> _Task to carry out_
Find every line in the records below that contains "part", and copy it.

══ Available records

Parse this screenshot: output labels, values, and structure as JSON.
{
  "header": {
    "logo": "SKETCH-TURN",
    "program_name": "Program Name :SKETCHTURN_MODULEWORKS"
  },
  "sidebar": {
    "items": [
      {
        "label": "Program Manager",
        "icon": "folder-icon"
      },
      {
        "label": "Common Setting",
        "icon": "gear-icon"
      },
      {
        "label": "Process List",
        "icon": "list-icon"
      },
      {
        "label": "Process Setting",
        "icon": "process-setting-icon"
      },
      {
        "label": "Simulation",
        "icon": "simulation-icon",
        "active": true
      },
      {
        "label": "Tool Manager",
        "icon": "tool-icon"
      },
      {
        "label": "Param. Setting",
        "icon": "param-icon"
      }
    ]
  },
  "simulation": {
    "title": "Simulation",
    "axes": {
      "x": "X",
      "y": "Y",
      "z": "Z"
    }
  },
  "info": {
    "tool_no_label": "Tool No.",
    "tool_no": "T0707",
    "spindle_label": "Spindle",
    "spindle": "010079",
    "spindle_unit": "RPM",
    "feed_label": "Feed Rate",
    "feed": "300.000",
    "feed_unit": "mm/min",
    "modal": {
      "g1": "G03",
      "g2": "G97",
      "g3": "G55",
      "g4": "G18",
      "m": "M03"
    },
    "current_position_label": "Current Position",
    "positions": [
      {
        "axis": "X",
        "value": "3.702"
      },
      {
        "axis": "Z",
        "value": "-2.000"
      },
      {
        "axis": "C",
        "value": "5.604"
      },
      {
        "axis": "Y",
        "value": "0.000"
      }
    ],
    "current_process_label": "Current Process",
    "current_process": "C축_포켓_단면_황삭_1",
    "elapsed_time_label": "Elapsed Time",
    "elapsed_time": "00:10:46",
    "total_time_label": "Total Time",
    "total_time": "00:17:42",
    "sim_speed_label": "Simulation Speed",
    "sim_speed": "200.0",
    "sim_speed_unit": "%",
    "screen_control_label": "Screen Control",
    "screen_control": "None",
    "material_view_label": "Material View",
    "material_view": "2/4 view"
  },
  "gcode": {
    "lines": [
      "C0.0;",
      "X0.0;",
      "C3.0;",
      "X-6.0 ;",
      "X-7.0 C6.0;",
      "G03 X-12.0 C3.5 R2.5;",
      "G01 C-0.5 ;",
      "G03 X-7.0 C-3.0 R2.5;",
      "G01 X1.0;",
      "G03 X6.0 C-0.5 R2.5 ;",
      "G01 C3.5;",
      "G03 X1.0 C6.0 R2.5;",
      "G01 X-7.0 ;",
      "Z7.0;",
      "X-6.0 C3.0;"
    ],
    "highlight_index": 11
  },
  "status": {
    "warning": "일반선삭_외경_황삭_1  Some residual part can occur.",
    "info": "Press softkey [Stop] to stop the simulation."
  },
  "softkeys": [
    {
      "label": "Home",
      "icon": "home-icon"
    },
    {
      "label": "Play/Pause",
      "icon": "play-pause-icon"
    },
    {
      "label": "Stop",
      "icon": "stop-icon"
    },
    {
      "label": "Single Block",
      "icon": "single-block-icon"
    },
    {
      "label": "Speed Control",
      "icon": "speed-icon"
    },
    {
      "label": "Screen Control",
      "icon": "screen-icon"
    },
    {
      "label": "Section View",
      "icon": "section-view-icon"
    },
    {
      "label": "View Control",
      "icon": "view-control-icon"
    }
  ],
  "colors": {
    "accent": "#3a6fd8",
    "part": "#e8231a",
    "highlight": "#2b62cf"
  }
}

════

> _Task output_
    "warning": "일반선삭_외경_황삭_1  Some residual part can occur.",
    "part": "#e8231a",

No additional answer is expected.